Former Georgia Governor and attorney Roy Barnes held a news conference in May to address the charges against his client, State Representative Tyrone Brooks, D-Atlanta. (Photo by Claire Simms)
According to the State Attorney General’s Office, the commission appointed to review the case against state Rep. Tyrone Brooks will meet next Friday, June 28. That panel must determine whether to suspend Brooks from office because of his felony indictment.

Brooks has pleaded not guilty to 30 counts of tax fraud and other related charges. According to the indictment, he used money donated to his charity, Universal Humanities, to pay for personal expenses. The charges also allege Brooks misused funds while serving as President of the Georgia Association of Black Elected Officials.

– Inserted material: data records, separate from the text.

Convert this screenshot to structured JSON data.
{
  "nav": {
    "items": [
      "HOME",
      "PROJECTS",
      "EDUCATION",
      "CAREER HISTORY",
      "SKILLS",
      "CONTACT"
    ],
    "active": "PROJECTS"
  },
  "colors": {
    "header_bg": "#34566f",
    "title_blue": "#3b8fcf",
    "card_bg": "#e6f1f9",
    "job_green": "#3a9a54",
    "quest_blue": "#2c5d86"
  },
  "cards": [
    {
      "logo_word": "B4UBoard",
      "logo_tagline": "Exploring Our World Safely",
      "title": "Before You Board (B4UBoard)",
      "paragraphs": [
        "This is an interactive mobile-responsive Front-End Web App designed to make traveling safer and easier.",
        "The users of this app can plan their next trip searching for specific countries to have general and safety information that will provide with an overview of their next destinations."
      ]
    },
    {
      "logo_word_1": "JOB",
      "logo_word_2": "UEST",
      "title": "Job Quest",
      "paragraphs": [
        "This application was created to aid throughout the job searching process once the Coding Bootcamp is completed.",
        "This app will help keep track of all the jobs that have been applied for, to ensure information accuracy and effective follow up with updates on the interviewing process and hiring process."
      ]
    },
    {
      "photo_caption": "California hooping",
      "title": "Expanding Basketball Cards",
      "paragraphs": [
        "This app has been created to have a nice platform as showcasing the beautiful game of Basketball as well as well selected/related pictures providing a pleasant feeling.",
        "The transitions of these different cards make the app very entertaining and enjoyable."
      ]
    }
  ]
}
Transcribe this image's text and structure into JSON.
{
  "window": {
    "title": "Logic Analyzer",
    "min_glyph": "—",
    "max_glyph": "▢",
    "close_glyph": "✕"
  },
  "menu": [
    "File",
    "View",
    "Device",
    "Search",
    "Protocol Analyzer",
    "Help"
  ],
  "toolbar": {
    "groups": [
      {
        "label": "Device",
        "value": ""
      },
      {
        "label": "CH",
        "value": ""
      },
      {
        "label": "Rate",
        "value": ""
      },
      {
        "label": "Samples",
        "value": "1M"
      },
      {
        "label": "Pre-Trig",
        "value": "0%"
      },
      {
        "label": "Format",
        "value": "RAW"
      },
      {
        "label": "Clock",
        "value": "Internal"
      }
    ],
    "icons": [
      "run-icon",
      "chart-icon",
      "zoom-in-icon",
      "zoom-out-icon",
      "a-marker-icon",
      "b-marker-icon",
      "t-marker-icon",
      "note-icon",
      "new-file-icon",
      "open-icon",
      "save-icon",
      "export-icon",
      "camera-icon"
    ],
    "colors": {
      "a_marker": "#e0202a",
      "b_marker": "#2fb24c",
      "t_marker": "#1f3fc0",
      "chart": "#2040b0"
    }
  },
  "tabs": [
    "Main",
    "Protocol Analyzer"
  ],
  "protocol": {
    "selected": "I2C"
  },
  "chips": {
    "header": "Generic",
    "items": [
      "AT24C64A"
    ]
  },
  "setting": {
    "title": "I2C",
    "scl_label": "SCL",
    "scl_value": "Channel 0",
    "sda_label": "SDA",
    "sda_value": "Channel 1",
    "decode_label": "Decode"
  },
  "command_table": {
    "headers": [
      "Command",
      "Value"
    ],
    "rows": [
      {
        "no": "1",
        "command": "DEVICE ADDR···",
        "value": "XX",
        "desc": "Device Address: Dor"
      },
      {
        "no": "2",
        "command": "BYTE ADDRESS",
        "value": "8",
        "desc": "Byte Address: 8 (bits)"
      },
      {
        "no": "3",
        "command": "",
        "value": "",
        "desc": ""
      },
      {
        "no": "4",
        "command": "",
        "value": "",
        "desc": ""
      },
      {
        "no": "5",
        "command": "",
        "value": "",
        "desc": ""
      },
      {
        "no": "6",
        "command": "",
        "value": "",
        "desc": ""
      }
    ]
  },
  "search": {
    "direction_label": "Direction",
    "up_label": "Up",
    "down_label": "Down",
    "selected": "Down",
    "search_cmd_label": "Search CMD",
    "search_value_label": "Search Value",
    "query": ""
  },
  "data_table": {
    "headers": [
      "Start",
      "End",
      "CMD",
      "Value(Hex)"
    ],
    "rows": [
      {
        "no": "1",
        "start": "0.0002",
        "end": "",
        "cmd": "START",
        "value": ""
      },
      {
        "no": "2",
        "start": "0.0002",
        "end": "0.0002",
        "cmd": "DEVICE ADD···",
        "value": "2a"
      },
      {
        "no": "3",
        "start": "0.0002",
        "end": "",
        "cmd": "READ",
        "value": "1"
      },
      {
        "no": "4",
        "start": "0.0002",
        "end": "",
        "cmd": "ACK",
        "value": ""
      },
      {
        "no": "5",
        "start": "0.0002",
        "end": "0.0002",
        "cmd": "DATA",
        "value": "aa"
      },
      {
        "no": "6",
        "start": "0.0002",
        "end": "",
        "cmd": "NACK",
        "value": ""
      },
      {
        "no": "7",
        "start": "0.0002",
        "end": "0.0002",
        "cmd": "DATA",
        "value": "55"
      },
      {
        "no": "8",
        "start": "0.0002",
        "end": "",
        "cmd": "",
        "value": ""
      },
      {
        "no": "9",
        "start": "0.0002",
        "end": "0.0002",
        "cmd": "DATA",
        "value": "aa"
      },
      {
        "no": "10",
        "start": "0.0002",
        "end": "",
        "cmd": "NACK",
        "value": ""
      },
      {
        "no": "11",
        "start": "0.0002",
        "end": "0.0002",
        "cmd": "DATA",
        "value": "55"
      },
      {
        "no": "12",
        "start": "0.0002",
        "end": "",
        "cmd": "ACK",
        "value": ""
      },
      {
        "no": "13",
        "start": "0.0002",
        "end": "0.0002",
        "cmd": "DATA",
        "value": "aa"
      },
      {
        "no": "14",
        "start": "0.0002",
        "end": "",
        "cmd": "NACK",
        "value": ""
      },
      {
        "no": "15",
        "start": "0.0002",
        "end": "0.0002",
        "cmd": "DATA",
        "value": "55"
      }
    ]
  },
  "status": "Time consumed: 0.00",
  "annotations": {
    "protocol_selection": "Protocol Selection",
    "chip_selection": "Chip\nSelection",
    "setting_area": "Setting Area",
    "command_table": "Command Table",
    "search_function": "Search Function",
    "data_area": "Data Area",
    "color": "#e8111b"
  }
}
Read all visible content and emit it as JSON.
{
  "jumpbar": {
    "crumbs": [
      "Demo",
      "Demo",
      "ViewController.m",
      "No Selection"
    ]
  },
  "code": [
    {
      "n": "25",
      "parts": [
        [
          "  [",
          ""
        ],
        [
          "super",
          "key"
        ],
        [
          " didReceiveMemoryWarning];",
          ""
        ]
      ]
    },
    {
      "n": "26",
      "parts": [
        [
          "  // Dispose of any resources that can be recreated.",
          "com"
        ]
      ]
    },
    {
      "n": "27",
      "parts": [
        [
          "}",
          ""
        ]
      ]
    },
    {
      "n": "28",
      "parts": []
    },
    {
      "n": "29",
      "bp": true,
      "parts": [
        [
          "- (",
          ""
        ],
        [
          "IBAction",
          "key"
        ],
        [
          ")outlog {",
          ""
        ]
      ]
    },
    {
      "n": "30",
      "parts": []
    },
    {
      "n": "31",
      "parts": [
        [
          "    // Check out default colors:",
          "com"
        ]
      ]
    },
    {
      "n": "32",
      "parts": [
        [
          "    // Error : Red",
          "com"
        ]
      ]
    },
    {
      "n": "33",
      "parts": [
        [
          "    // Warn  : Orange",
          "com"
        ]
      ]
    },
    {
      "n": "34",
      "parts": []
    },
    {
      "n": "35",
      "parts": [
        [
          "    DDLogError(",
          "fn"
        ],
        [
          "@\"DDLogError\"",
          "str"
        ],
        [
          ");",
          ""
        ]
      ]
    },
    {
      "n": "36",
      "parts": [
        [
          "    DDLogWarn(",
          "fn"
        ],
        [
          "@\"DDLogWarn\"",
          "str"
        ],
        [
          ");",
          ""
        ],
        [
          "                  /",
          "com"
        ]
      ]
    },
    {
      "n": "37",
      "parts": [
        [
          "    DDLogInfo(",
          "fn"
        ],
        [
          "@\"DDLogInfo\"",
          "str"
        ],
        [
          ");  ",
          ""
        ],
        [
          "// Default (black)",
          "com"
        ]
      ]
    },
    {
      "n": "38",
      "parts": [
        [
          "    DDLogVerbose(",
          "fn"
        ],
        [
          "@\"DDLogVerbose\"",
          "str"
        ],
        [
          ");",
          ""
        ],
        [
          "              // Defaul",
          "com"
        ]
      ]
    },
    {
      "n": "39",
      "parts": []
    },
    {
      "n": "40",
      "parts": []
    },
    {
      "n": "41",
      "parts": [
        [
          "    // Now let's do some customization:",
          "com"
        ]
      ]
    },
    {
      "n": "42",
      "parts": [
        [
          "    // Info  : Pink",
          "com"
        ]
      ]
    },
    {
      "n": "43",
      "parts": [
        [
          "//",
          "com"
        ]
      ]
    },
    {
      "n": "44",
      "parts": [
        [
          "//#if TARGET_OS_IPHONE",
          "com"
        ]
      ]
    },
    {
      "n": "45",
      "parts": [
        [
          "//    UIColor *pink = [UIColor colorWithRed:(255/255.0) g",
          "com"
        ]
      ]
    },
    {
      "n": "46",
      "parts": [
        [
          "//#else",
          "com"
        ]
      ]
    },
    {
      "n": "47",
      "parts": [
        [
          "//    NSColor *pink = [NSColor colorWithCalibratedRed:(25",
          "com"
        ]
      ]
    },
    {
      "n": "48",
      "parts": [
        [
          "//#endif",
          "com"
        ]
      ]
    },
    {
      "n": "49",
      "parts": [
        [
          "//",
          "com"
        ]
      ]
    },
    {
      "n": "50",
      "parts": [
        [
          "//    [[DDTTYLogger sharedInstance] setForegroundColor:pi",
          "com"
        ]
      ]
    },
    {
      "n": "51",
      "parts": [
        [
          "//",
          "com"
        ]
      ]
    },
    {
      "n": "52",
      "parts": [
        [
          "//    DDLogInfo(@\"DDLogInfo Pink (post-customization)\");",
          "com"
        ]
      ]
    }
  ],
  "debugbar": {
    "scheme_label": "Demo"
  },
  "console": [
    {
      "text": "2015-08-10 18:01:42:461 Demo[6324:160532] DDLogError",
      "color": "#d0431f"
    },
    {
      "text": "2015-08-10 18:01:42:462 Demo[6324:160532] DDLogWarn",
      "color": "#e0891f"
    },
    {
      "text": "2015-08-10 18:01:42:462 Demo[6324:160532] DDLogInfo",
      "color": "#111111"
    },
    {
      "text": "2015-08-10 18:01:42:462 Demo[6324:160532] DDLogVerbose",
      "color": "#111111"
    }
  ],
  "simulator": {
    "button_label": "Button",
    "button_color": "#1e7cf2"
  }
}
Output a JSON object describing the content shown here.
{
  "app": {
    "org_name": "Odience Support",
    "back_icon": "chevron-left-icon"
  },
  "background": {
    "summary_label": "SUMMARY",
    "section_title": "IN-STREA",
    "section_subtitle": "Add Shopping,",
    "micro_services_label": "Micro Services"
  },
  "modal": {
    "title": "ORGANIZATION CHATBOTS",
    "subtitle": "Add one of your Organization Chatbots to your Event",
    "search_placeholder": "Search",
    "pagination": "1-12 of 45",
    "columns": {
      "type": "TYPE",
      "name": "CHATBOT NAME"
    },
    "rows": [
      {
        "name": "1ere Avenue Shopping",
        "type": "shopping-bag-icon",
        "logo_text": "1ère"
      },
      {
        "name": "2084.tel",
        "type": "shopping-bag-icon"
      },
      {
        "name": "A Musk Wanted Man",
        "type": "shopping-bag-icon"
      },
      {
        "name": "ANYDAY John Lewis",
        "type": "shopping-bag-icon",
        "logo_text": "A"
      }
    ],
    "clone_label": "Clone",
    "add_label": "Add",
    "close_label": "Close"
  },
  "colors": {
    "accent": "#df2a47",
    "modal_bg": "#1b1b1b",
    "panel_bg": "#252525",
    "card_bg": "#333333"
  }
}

Governor Nathan Deal appointed Attorney General Sam Olens, a Republican, and two leading Democrats: House Minority Leader Stacey Abrams of Atlanta and Senate Minority Leader Steve Henson of Tucker.

Those appointments mirror those made to legislative review panels in the past.

In 1999, then-Governor Roy Barnes, a Democrat, appointed a panel to review the indictment of Senator Diana Harvey Johnson, D-Savannah. Johnson was charged with five counts of mail fraud for not disclosing conflicts of interest when voting for the state to set aside money to promote African-American tourism. According to the Attorney General’s Office, Johnson controlled two organizations that benefitted from that funding and used her influence over those groups to steer $80,000 of state money into her own businesses.

Governor Barnes assigned retired state Supreme Court Justice Harold G. Clarke, Representative Louise McBee, D-Athens, and Senator Donzella James, D-Atlanta, to the review commission.

“It’s a huge decision to even accept to be on the panel because I considered myself Diana Harvey Johnson’s friend,” said Sen. James. “I accepted because I knew that I would be fair.”

The panel decided to suspend Johnson from office. In July 1999, she was convicted on all five counts of mail fraud.

“It was the most difficult thing that I can remember ever doing in my life,” James said.

The panel decided to suspend Johnson, though James said she did not agree with that.

Just a few years later, Governor Barnes had to appoint another commission to review the indictment of another Democratic lawmaker. State Senator Donnie Lavan “Van” Streat of Nicholls was indicted in January 2002 for Violation of Oath of Office and Making a False Statement.

That panel was also made up of Democrats including Justice Harold G. Clarke, Representative Dubose Porter, D-Dublin, and Senator Michael Meyer von Bremen, D-Albany. The three voted to suspend Streat, though prosecutors later dropped the charges against him.

James said she hopes the panel assigned to Brooks’s case will not follow tradition.

“Hopefully this will be a different consequence to this particular committee, because in the past I think that no representative or elected official has been able to hold their seat,” said James.

The case against Brooks could prove different. Governor Roy Barnes is representing Brooks and has been extremely close to the review panel process, having appointed them in the past.